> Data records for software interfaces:

|---|

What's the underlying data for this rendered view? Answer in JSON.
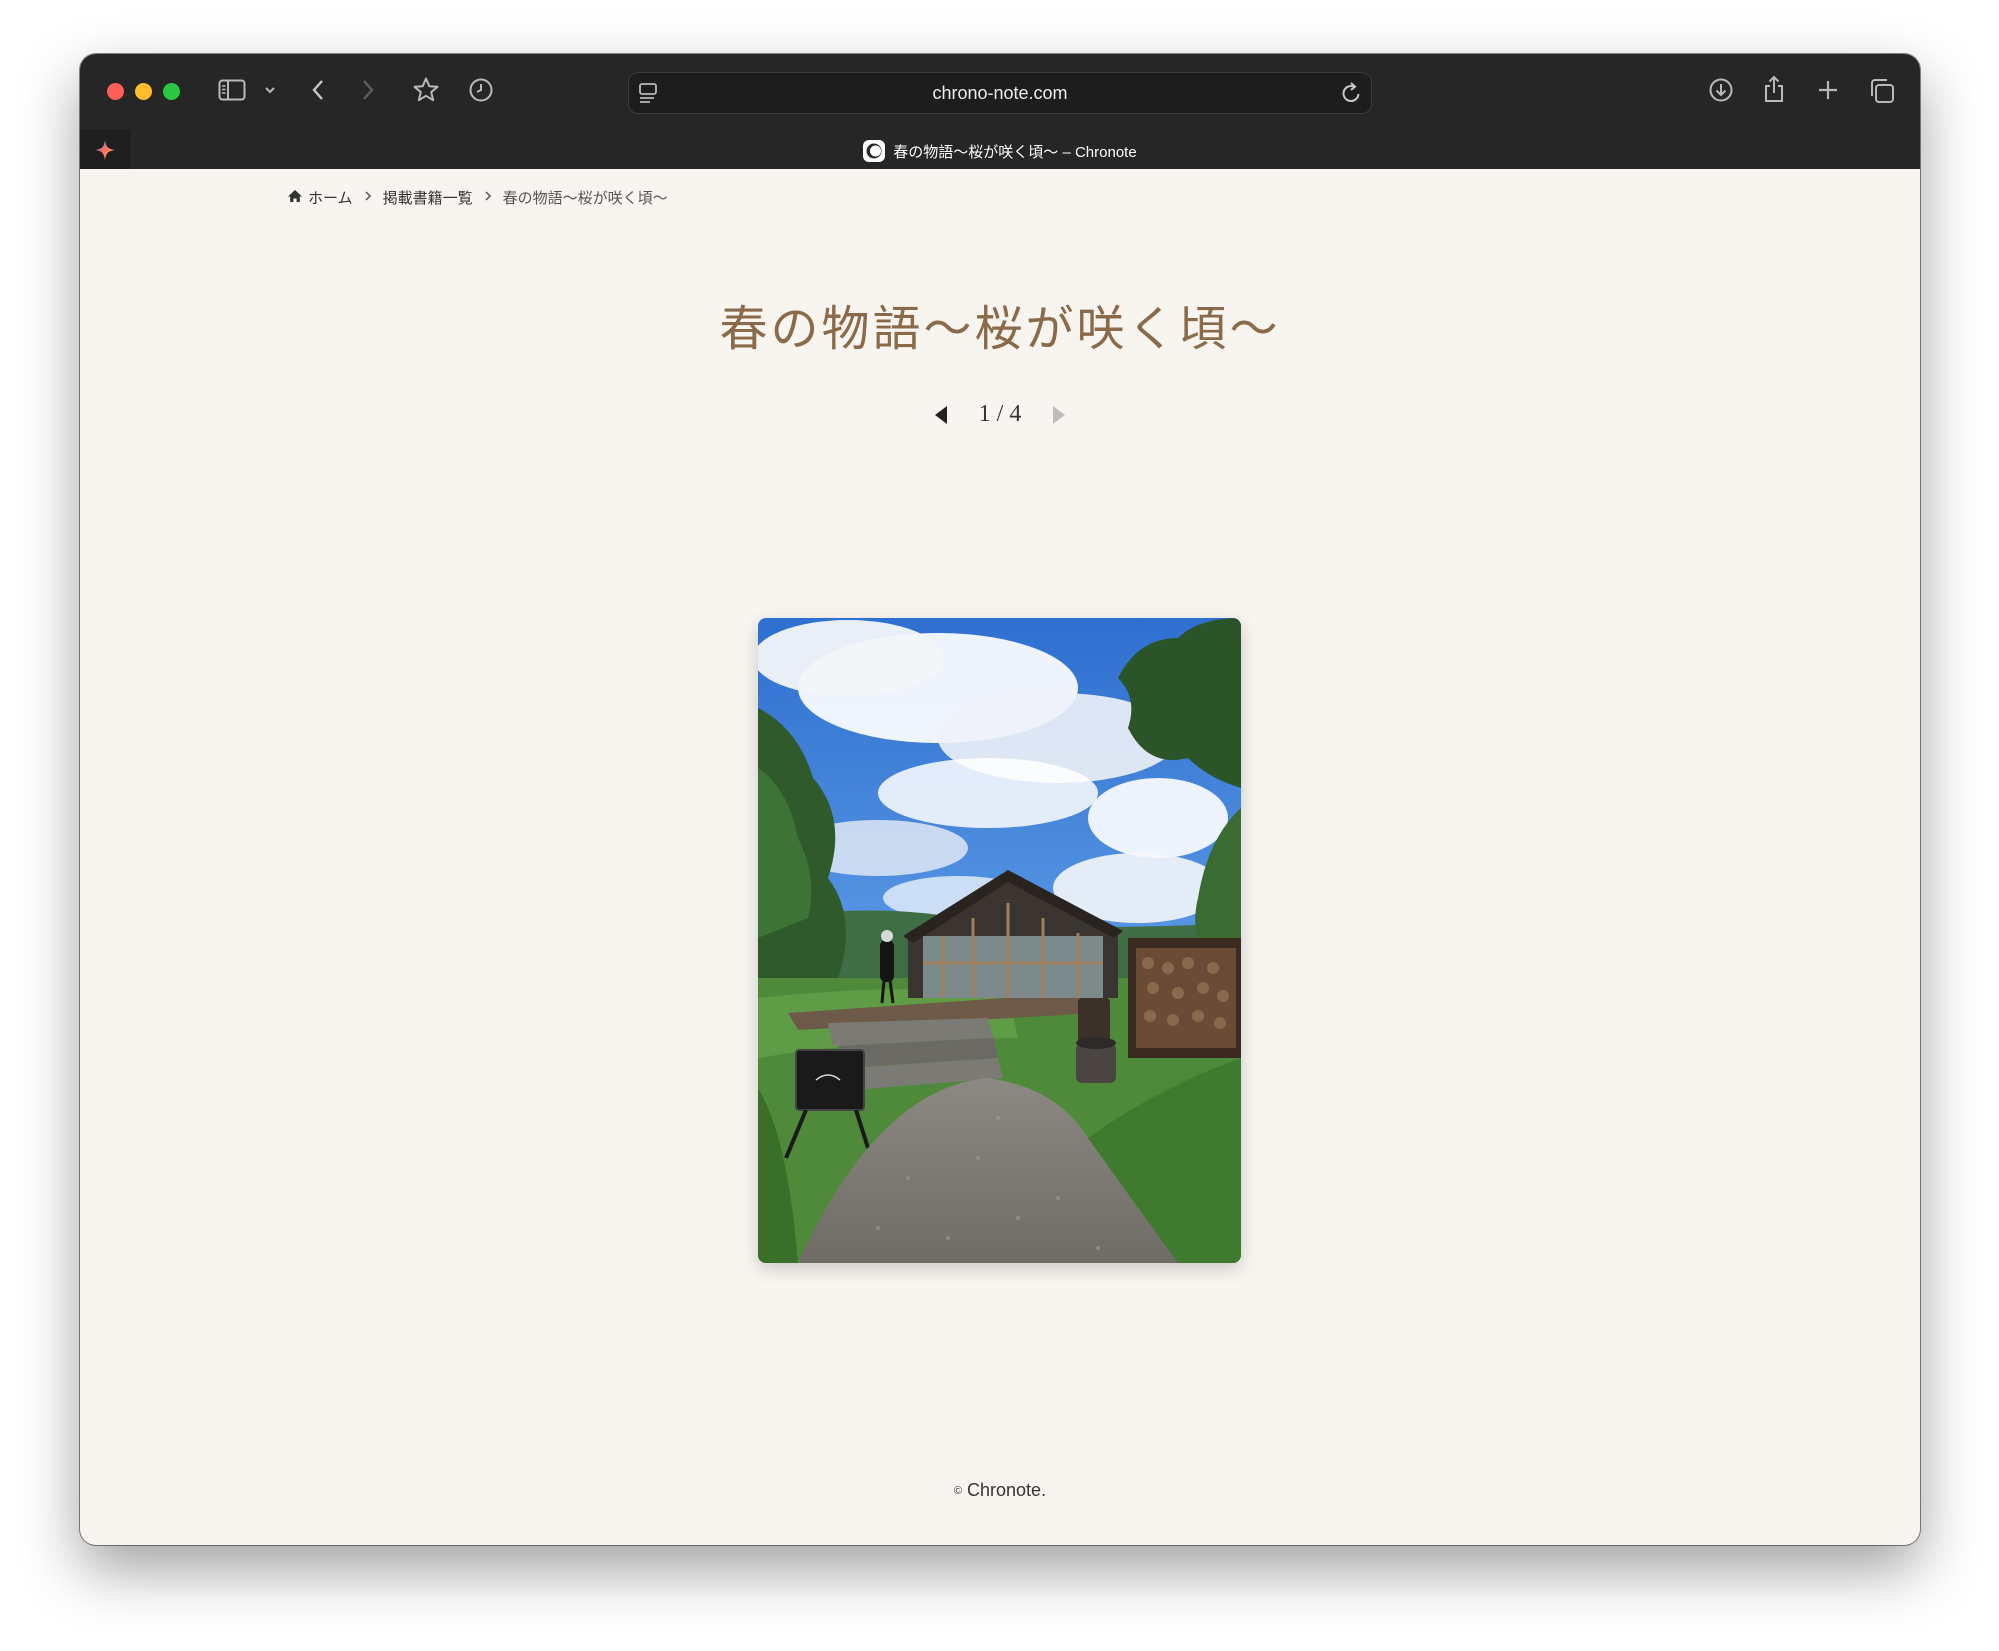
{
  "browser": {
    "url": "chrono-note.com",
    "tab_title": "春の物語〜桜が咲く頃〜 – Chronote"
  },
  "breadcrumb": {
    "home": "ホーム",
    "books": "掲載書籍一覧",
    "current": "春の物語〜桜が咲く頃〜"
  },
  "page": {
    "title": "春の物語〜桜が咲く頃〜",
    "pager": {
      "text": "1 / 4",
      "current": 1,
      "total": 4
    }
  },
  "footer": {
    "copyright_symbol": "©",
    "text": "Chronote."
  },
  "colors": {
    "page_bg": "#f8f5f0",
    "title": "#8a6a48",
    "chrome": "#262626"
  },
  "icons": [
    "sidebar-icon",
    "chevron-down-icon",
    "back-icon",
    "forward-icon",
    "star-icon",
    "history-icon",
    "reader-icon",
    "reload-icon",
    "download-icon",
    "share-icon",
    "new-tab-icon",
    "tabs-overview-icon",
    "home-icon",
    "prev-arrow-icon",
    "next-arrow-icon"
  ]
}
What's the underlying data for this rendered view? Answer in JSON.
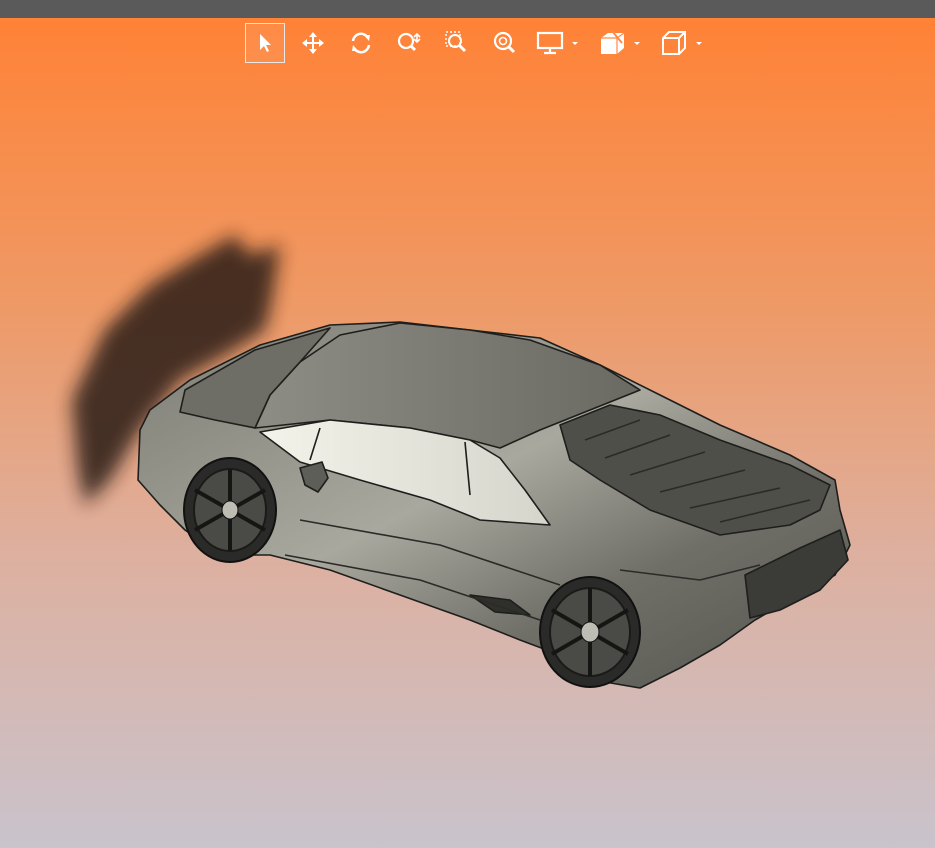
{
  "viewer": {
    "background_top": "#ff8236",
    "background_bottom": "#c9c3cc",
    "toolbar_icon_color": "#ffffff",
    "model_color": "#8a8a82"
  },
  "toolbar": {
    "tools": [
      {
        "id": "select",
        "icon": "cursor-arrow-icon",
        "active": true
      },
      {
        "id": "pan",
        "icon": "move-arrows-icon",
        "active": false
      },
      {
        "id": "rotate",
        "icon": "rotate-icon",
        "active": false
      },
      {
        "id": "zoom",
        "icon": "zoom-icon",
        "active": false
      },
      {
        "id": "zoom-window",
        "icon": "zoom-window-icon",
        "active": false
      },
      {
        "id": "zoom-fit",
        "icon": "zoom-fit-icon",
        "active": false
      },
      {
        "id": "display",
        "icon": "monitor-icon",
        "active": false,
        "dropdown": true
      },
      {
        "id": "section",
        "icon": "section-cube-icon",
        "active": false,
        "dropdown": true
      },
      {
        "id": "view-orientation",
        "icon": "cube-icon",
        "active": false,
        "dropdown": true
      }
    ]
  }
}
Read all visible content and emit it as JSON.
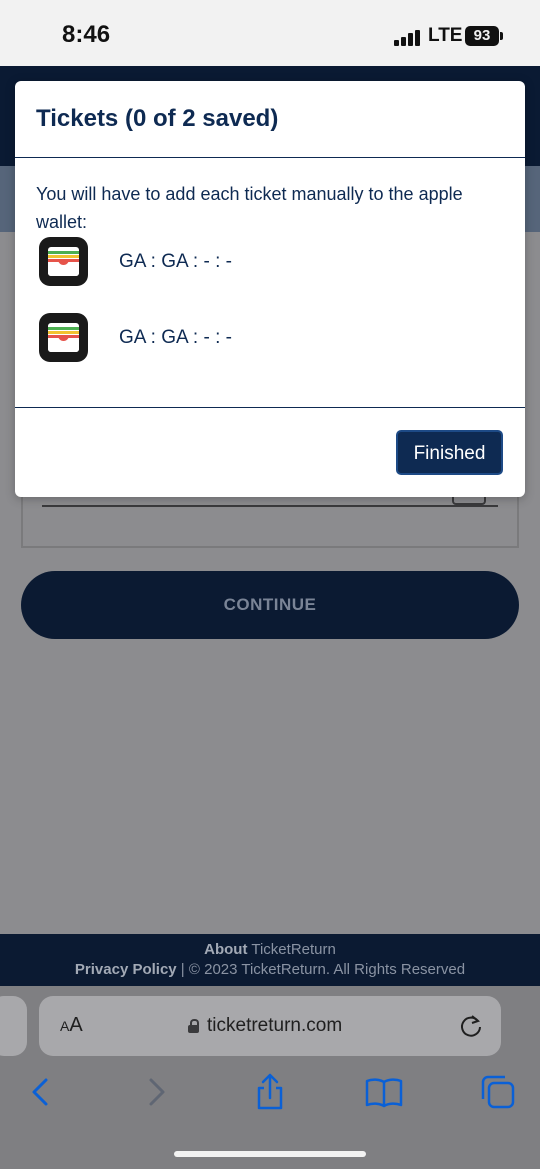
{
  "status_bar": {
    "time": "8:46",
    "carrier": "LTE",
    "battery": "93"
  },
  "modal": {
    "title": "Tickets (0 of 2 saved)",
    "message": "You will have to add each ticket manually to the apple wallet:",
    "tickets": [
      {
        "label": "GA : GA : - : -",
        "icon": "apple-wallet-icon"
      },
      {
        "label": "GA : GA : - : -",
        "icon": "apple-wallet-icon"
      }
    ],
    "finished_label": "Finished"
  },
  "page": {
    "continue_label": "CONTINUE",
    "footer": {
      "about_bold": "About",
      "about_rest": " TicketReturn",
      "privacy": "Privacy Policy",
      "separator": " | ",
      "copyright_symbol": "©",
      "copyright": " 2023 TicketReturn. All Rights Reserved"
    }
  },
  "browser": {
    "aa_label_small": "A",
    "aa_label_large": "A",
    "url": "ticketreturn.com",
    "toolbar": [
      "back-icon",
      "forward-icon",
      "share-icon",
      "bookmarks-icon",
      "tabs-icon"
    ]
  },
  "colors": {
    "navy": "#0e2a52",
    "dark_header": "#0a1a33",
    "ios_blue": "#0a60d6",
    "wallet_green": "#4caf50",
    "wallet_yellow": "#f2c230",
    "wallet_red": "#e6534a"
  }
}
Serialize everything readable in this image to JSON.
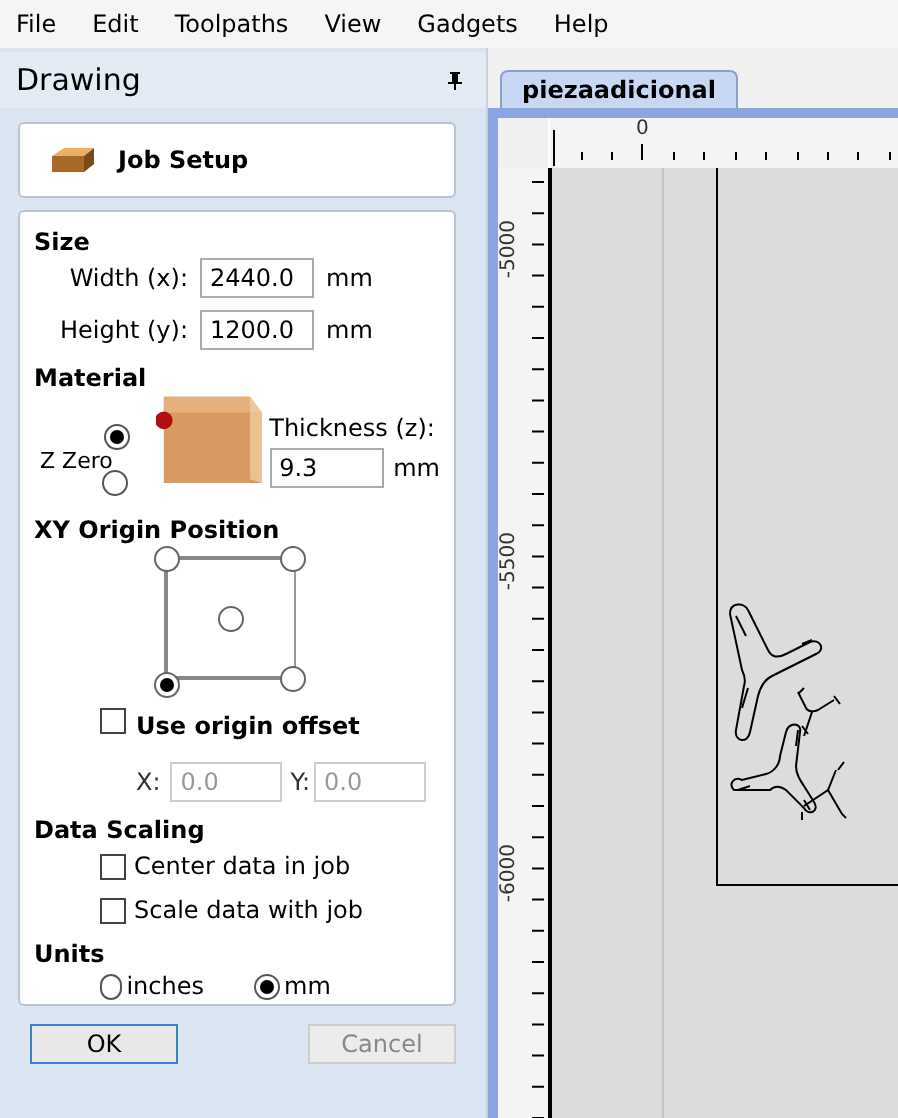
{
  "menu": [
    {
      "label": "File"
    },
    {
      "label": "Edit"
    },
    {
      "label": "Toolpaths"
    },
    {
      "label": "View"
    },
    {
      "label": "Gadgets"
    },
    {
      "label": "Help"
    }
  ],
  "panel": {
    "title": "Drawing",
    "job_setup": "Job Setup"
  },
  "size": {
    "heading": "Size",
    "fields": [
      {
        "label": "Width (x):",
        "value": "2440.0",
        "unit": "mm"
      },
      {
        "label": "Height (y):",
        "value": "1200.0",
        "unit": "mm"
      }
    ]
  },
  "material": {
    "heading": "Material",
    "z_zero_label": "Z Zero",
    "z_zero": [
      {
        "selected": true
      },
      {
        "selected": false
      }
    ],
    "thickness_label": "Thickness (z):",
    "thickness": "9.3",
    "unit": "mm"
  },
  "xy_origin": {
    "heading": "XY Origin Position",
    "points": [
      {
        "selected": false
      },
      {
        "selected": false
      },
      {
        "selected": false
      },
      {
        "selected": true
      },
      {
        "selected": false
      }
    ],
    "use_offset": {
      "label": "Use origin offset",
      "checked": false
    },
    "x_label": "X:",
    "x_value": "0.0",
    "y_label": "Y:",
    "y_value": "0.0"
  },
  "data_scaling": {
    "heading": "Data Scaling",
    "options": [
      {
        "label": "Center data in job",
        "checked": false
      },
      {
        "label": "Scale data with job",
        "checked": false
      }
    ]
  },
  "units": {
    "heading": "Units",
    "options": [
      {
        "label": "inches",
        "selected": false
      },
      {
        "label": "mm",
        "selected": true
      }
    ]
  },
  "buttons": [
    {
      "label": "OK",
      "disabled": false
    },
    {
      "label": "Cancel",
      "disabled": true
    }
  ],
  "document_tab": {
    "label": "piezaadicional",
    "selected": true
  },
  "rulers": {
    "top_labels": [
      "0"
    ],
    "left_labels": [
      "-5000",
      "-5500",
      "-6000"
    ]
  }
}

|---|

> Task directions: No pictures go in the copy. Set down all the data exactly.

> Task output:
What's the underlying data for this rendered view? Answer in JSON.
{
  "browser": {
    "url": "chrono-note.com",
    "tab_title": "春の物語〜桜が咲く頃〜 – Chronote"
  },
  "breadcrumb": {
    "home": "ホーム",
    "books": "掲載書籍一覧",
    "current": "春の物語〜桜が咲く頃〜"
  },
  "page": {
    "title": "春の物語〜桜が咲く頃〜",
    "pager": {
      "text": "1 / 4",
      "current": 1,
      "total": 4
    }
  },
  "footer": {
    "copyright_symbol": "©",
    "text": "Chronote."
  },
  "colors": {
    "page_bg": "#f8f5f0",
    "title": "#8a6a48",
    "chrome": "#262626"
  },
  "icons": [
    "sidebar-icon",
    "chevron-down-icon",
    "back-icon",
    "forward-icon",
    "star-icon",
    "history-icon",
    "reader-icon",
    "reload-icon",
    "download-icon",
    "share-icon",
    "new-tab-icon",
    "tabs-overview-icon",
    "home-icon",
    "prev-arrow-icon",
    "next-arrow-icon"
  ]
}
What's the underlying data for this rendered view? Answer in JSON.
{
  "viewer": {
    "background_top": "#ff8236",
    "background_bottom": "#c9c3cc",
    "toolbar_icon_color": "#ffffff",
    "model_color": "#8a8a82"
  },
  "toolbar": {
    "tools": [
      {
        "id": "select",
        "icon": "cursor-arrow-icon",
        "active": true
      },
      {
        "id": "pan",
        "icon": "move-arrows-icon",
        "active": false
      },
      {
        "id": "rotate",
        "icon": "rotate-icon",
        "active": false
      },
      {
        "id": "zoom",
        "icon": "zoom-icon",
        "active": false
      },
      {
        "id": "zoom-window",
        "icon": "zoom-window-icon",
        "active": false
      },
      {
        "id": "zoom-fit",
        "icon": "zoom-fit-icon",
        "active": false
      },
      {
        "id": "display",
        "icon": "monitor-icon",
        "active": false,
        "dropdown": true
      },
      {
        "id": "section",
        "icon": "section-cube-icon",
        "active": false,
        "dropdown": true
      },
      {
        "id": "view-orientation",
        "icon": "cube-icon",
        "active": false,
        "dropdown": true
      }
    ]
  }
}
Read all visible content and emit it as JSON.
{
  "status_bar": {
    "time": "8:46",
    "carrier": "LTE",
    "battery": "93"
  },
  "modal": {
    "title": "Tickets (0 of 2 saved)",
    "message": "You will have to add each ticket manually to the apple wallet:",
    "tickets": [
      {
        "label": "GA : GA : - : -",
        "icon": "apple-wallet-icon"
      },
      {
        "label": "GA : GA : - : -",
        "icon": "apple-wallet-icon"
      }
    ],
    "finished_label": "Finished"
  },
  "page": {
    "continue_label": "CONTINUE",
    "footer": {
      "about_bold": "About",
      "about_rest": " TicketReturn",
      "privacy": "Privacy Policy",
      "separator": " | ",
      "copyright_symbol": "©",
      "copyright": " 2023 TicketReturn. All Rights Reserved"
    }
  },
  "browser": {
    "aa_label_small": "A",
    "aa_label_large": "A",
    "url": "ticketreturn.com",
    "toolbar": [
      "back-icon",
      "forward-icon",
      "share-icon",
      "bookmarks-icon",
      "tabs-icon"
    ]
  },
  "colors": {
    "navy": "#0e2a52",
    "dark_header": "#0a1a33",
    "ios_blue": "#0a60d6",
    "wallet_green": "#4caf50",
    "wallet_yellow": "#f2c230",
    "wallet_red": "#e6534a"
  }
}
Serialize everything readable in this image to JSON.
{
  "menu": [
    {
      "label": "File"
    },
    {
      "label": "Edit"
    },
    {
      "label": "Toolpaths"
    },
    {
      "label": "View"
    },
    {
      "label": "Gadgets"
    },
    {
      "label": "Help"
    }
  ],
  "panel": {
    "title": "Drawing",
    "job_setup": "Job Setup"
  },
  "size": {
    "heading": "Size",
    "fields": [
      {
        "label": "Width (x):",
        "value": "2440.0",
        "unit": "mm"
      },
      {
        "label": "Height (y):",
        "value": "1200.0",
        "unit": "mm"
      }
    ]
  },
  "material": {
    "heading": "Material",
    "z_zero_label": "Z Zero",
    "z_zero": [
      {
        "selected": true
      },
      {
        "selected": false
      }
    ],
    "thickness_label": "Thickness (z):",
    "thickness": "9.3",
    "unit": "mm"
  },
  "xy_origin": {
    "heading": "XY Origin Position",
    "points": [
      {
        "selected": false
      },
      {
        "selected": false
      },
      {
        "selected": false
      },
      {
        "selected": true
      },
      {
        "selected": false
      }
    ],
    "use_offset": {
      "label": "Use origin offset",
      "checked": false
    },
    "x_label": "X:",
    "x_value": "0.0",
    "y_label": "Y:",
    "y_value": "0.0"
  },
  "data_scaling": {
    "heading": "Data Scaling",
    "options": [
      {
        "label": "Center data in job",
        "checked": false
      },
      {
        "label": "Scale data with job",
        "checked": false
      }
    ]
  },
  "units": {
    "heading": "Units",
    "options": [
      {
        "label": "inches",
        "selected": false
      },
      {
        "label": "mm",
        "selected": true
      }
    ]
  },
  "buttons": [
    {
      "label": "OK",
      "disabled": false
    },
    {
      "label": "Cancel",
      "disabled": true
    }
  ],
  "document_tab": {
    "label": "piezaadicional",
    "selected": true
  },
  "rulers": {
    "top_labels": [
      "0"
    ],
    "left_labels": [
      "-5000",
      "-5500",
      "-6000"
    ]
  }
}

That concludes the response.